Putin's Presidency - VI: Dangerous dynamics

Published on March 17, 2014That a large number of Muscovites speak out against the Crimea referendum amid a virtual split of Ukraine and annexation of Crimea is a fact that has found its best expression in downtown Moscow. Saturday's anti-referendum rally in Russia's capital was said to be the largest anti-government demonstration since people took to the streets in Russia's capital a day before the inauguration of Vladimir Putin as President for his third term in 2012. Another demonstration in the same city, but much less in terms of participation of people, however, expressed its support for Russian intervention in the region.Read full story

Putin's Presidency - V Arguments fly

Published on March 11, 2014The fact that over 60 percent of Ukrainians identify themselves as Christians of a particular denomination or they belong to a particular branch of the Church with their spiritual leader based in Moscow does not necessarily lend legitimacy to an argument that a Western expert advanced on Kremlin-funded RT television channel recently. According to him, Russia and Ukraine are perhaps in a bond of an unbreakable wedlock. Another Western expert at the same program of that channel made a counter-argument. He argued that the majority of the US population belonged to the Church of England at some point in time but this reality did not prevent them from becoming independent.Read full story

Apropos "Putin's Presidency - III: Obama sweating blood?"

Published on March 07, 2014Apropos "Putin's Presidency-III: Obama sweating blood?" carried by Business Recorder yesterday, it was in fact the 4th part of a multi-part series on the post-Soviet states, particularly the Russian Federation: Putin's Presidency. A 49-part series on the Arab Spring can be accessed via Arab Unrest.Read full story

Putin's Presidency - IV: Obama sweating blood?
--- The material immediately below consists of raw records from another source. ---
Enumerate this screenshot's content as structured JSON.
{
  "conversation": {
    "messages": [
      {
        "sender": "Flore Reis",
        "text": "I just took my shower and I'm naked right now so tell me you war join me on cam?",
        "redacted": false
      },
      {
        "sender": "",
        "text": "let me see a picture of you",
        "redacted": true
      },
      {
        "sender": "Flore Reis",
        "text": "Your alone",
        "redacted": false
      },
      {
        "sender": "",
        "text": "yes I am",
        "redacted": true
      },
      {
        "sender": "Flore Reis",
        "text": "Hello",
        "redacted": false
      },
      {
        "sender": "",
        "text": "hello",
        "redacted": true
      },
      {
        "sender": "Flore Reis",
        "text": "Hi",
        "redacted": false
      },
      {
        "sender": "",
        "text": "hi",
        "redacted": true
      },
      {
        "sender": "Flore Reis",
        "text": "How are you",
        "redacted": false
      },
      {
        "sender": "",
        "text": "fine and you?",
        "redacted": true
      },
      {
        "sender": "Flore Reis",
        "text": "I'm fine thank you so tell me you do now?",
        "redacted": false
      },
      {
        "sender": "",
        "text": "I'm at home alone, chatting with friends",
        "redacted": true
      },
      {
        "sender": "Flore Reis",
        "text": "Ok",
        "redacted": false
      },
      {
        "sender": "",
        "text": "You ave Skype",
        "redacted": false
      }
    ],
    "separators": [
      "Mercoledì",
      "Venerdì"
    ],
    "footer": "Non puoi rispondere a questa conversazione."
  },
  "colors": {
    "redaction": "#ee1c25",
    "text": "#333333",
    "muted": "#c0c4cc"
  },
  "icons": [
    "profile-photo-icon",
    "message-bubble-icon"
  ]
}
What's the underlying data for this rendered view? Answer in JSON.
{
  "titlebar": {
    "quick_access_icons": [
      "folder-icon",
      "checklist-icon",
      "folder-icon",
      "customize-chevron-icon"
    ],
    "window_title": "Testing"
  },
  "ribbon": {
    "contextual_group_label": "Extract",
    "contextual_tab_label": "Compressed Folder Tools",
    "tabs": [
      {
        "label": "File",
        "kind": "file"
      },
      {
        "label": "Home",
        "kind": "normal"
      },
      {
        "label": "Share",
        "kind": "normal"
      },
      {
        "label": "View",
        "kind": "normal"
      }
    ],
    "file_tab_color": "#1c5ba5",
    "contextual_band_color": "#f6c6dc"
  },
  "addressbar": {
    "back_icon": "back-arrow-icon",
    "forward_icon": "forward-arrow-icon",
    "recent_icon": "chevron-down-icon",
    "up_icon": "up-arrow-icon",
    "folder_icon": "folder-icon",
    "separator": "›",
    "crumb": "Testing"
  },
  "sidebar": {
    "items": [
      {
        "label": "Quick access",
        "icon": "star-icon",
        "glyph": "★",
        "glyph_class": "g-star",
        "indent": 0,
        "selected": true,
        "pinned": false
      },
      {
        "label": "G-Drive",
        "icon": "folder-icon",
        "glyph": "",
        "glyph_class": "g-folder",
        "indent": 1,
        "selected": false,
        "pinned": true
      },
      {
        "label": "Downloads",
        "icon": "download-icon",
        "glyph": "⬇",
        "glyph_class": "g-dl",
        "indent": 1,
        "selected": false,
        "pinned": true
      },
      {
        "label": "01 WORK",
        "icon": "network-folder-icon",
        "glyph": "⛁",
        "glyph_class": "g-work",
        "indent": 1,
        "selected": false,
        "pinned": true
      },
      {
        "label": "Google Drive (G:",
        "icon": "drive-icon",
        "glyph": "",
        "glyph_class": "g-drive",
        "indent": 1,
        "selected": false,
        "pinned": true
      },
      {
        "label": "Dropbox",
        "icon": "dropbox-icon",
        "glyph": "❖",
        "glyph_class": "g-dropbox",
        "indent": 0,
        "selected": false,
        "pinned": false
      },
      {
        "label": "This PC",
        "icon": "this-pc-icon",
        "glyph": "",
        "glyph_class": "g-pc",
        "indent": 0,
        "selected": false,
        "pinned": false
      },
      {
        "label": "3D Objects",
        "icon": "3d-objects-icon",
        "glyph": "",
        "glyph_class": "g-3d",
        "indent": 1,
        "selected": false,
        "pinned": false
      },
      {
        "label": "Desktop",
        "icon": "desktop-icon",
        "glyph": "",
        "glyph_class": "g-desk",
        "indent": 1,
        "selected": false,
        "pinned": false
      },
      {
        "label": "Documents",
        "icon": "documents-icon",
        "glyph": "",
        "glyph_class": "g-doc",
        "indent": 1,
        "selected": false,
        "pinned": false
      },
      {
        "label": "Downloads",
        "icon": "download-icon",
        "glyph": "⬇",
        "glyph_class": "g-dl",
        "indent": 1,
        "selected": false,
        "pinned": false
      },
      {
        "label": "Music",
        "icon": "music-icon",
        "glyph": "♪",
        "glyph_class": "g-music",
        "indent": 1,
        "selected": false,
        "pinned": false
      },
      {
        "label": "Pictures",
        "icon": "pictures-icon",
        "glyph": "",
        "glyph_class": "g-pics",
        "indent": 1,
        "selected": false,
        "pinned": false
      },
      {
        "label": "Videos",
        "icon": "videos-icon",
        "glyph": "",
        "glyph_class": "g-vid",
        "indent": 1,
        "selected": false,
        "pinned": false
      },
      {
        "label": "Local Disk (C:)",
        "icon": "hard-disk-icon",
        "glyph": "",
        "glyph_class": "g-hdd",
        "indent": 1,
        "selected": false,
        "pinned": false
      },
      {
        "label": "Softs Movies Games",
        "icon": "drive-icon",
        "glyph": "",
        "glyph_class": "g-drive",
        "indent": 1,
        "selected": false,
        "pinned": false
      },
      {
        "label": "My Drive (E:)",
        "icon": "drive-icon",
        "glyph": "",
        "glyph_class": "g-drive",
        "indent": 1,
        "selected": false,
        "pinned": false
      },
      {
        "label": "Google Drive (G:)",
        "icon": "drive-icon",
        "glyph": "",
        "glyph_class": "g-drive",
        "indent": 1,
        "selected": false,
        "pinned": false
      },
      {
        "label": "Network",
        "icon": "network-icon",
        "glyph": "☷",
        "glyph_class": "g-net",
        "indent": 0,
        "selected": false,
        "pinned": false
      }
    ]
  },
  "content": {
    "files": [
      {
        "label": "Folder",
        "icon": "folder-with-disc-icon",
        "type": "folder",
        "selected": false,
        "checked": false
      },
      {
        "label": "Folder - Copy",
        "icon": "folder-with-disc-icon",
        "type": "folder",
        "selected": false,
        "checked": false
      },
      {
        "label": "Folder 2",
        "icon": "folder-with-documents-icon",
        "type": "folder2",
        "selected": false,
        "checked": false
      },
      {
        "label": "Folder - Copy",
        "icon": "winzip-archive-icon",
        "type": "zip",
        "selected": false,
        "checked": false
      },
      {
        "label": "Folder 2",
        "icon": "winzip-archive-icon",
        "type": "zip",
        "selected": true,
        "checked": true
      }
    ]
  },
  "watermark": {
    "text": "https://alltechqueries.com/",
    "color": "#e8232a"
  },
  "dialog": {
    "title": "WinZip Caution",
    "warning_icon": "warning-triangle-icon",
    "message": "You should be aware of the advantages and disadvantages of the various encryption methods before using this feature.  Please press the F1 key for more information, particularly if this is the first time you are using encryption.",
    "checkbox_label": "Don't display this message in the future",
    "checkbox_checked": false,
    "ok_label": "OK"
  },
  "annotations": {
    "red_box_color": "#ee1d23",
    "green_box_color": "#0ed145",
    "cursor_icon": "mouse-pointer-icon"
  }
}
Published on March 06, 2014In 1918, US President Woodrow Wilson said that for one year he had been "sweating blood" under the Russian question. According to Woodrow Wilson: A Life for World Peace, he wrote to the House: "I have been sweating blood over the question what is right and feasible to do in Russia. It goes to pieces like quicksilver under my touch, but I hope I see and can report some progress presently, along the double line of economic assistance, and aid to the Czecho-Slovaks".Read full story

Putin's Presidency - III

Published on October 05, 2012Russian roulette is a dangerous game in which a person shoots at their own head with a gun that contains a bullet in only one of its chambers, so that the person does not know if the gun will fire or not. Vladimir Putin was famously accused of playing Russian roulette by Riki Ellison, President of the Missile Defence Advocacy Alliance (MDAA), when Russia tested RS-24 long-range missile in 2007. Ellison had termed that Russian military initiative an effort aimed at intimidating and threatening former Eastern Bloc countries.Read full story

Putin's Presidency - II

Published on October 04, 2012Rarely will any Russia watcher dispute the fact that whatever the West has said about Josef Stalin or Stalinism, Dmitry Medvedev falls for it hook, line and sinker. How does Vladimir Putin look at one of the 'most ruthless dictators' of modern times? The Russian President's usual take on the role that Stalin played during the World War II and in perceptible colder moments of the Cold War conveys his deep but cautious affection and reverence to the "Leader". Stalinism still fascinates many. Highly acclaimed Slovenian philosopher Slavoj Zizek is also one of its noted admirers.Read full story

Putin's Presidency - I

Published on October 03, 2012"Russia needs a prime minister of action and iron will who can lead the country while under enormous pressure. But the communist Duma will do anything to stand in the way of Yeltsin's candidate. Yeltsin engineers a crafty plan to outmaneuver the Duma, catch the parliamentarians off balance, and slip his new prime minister into place."Read full story